What might we learn from what's true of us collectively?
First, it’s worth considering whose data makes up these averages. We have four sources. Three data sets come from three Unitarian Universalist congregations, one in Minnesota (n=248), one in Colorado (n=302), and one in Massachusetts (n=133). The third data source is from individuals who have independently taken the Spirit Map survey (n=85).
Even though this is obviously not a random sample, could we learn something interesting or useful about the people who have taken Spirit Map so far? When we look at these top ten most-true items, we see people comfortable with many forms of action in spiritual well-being, particularly that their actions are aligned with their values and principles. Five of these statements speak to this theme:
We also see people comfortable with the open curiosity that can aid spiritual growth and development, seen in two of the statements:
And we see people who balance an inward focus with looking outward to the situation of others, seeing themselves as part of a larger whole:
Only one of the top ten most-true statements speaks to the religious experience itself: I experience awe. What might it mean for people to be more broadly connected to the vulnerability and humility one finds in the experience of the holy? Could a broader connection to mystery and wonder, to that which is larger than ourselves, more fully ground people for the action that expresses their spiritual values, action the people who’ve taken Spirit Map already see as true of them?
Sarah Cledwyn of Grow Soul, Spirit Map’s Spiritual Direction Consultant, offers a short practice to take one of these statements and bring it deeper into your experience:
I have had the pleasure to work with many people who have taken Spirit Map and recognized in the results something that rang very true for them. I have also had the honor to lead them deeper into what the results mean for them and how they play out concretely in their lives. This is the real power of the inventory. The universal statements of Spirit Map capture a high level view of strengths and opportunities which come into their most beautiful expression in the details of a lived experience. Within our lived experience, we can gain awareness that enables us to live even more deeply into our strengths and to explore and lean into our opportunities.
Here is a practice you can try:
As you look at this top ten list, are there any that deeply resonate for you? Choose one that has the most energy for you and sit with how this expresses itself in your life. Remember a specific time where you embodied this statement. Re-tell this story to a trusted friend, spiritual director, or simply journal it for yourself. After re-telling the story reflect on:
What's most true of you?

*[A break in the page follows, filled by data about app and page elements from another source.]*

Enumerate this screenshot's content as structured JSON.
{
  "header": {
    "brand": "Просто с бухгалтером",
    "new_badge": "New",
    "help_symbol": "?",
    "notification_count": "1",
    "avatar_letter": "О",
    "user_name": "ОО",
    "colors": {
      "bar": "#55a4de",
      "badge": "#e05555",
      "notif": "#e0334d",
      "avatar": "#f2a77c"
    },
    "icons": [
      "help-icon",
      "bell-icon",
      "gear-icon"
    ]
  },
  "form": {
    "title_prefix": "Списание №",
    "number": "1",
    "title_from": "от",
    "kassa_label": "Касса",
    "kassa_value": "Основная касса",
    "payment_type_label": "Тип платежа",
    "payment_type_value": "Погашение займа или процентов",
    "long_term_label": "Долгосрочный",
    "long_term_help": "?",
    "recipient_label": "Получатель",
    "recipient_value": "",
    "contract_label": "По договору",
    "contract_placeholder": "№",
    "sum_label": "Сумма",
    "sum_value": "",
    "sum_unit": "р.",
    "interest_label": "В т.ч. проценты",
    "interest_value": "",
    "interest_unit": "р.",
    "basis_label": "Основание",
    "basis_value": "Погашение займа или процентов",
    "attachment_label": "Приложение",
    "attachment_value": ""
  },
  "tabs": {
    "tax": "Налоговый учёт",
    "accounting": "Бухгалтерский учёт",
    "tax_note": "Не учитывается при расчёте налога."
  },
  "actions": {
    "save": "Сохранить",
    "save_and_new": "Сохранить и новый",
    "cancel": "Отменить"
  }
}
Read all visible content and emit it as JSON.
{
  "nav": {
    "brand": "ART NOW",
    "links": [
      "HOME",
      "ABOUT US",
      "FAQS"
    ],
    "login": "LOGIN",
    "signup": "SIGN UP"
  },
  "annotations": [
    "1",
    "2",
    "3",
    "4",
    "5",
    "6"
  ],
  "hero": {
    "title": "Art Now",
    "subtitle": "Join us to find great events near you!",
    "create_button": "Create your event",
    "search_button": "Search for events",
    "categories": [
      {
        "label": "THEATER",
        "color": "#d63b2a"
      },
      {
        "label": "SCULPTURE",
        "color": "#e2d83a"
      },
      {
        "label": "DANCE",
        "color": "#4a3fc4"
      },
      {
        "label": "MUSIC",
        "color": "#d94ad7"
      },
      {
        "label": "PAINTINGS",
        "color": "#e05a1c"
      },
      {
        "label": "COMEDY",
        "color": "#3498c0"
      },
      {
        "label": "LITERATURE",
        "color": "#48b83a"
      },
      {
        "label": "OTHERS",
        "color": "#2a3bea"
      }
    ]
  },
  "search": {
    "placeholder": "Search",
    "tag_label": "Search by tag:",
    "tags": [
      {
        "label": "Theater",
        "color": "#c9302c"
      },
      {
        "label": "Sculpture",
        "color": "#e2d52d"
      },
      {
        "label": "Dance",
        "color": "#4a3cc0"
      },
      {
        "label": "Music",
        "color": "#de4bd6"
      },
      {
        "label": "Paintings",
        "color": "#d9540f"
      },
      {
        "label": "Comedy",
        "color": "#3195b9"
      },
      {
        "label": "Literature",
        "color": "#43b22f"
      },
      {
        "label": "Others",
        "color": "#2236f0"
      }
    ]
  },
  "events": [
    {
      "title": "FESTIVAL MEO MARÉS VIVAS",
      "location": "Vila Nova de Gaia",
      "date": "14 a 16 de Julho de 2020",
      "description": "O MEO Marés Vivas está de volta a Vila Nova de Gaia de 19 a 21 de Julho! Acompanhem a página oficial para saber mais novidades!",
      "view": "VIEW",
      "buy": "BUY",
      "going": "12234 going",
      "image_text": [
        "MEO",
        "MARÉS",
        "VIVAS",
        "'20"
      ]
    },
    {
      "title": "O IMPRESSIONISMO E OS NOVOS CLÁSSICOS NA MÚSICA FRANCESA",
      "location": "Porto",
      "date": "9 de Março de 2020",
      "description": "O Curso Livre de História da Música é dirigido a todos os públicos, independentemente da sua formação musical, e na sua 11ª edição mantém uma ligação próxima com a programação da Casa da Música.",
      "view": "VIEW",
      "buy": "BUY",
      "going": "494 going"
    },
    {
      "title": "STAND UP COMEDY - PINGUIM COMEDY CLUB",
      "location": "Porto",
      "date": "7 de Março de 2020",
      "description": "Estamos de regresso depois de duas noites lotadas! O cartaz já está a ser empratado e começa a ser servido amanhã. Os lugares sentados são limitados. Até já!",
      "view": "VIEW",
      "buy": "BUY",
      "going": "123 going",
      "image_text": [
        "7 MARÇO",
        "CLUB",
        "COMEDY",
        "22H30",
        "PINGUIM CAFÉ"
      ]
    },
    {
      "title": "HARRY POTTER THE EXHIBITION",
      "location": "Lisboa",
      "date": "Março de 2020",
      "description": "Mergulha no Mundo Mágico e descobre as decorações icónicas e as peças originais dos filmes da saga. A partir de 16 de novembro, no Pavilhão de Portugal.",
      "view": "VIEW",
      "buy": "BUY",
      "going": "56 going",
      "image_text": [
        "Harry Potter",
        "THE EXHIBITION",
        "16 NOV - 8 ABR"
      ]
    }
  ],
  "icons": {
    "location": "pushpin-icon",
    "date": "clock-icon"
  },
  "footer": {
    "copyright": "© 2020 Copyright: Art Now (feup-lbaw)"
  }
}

Take the Spirit Map inventory yourself and see! You can purchase a Spirit Map report, which gives you full access to the inventory, or you can try a sample inventory. Or, explore our website to learn more about us.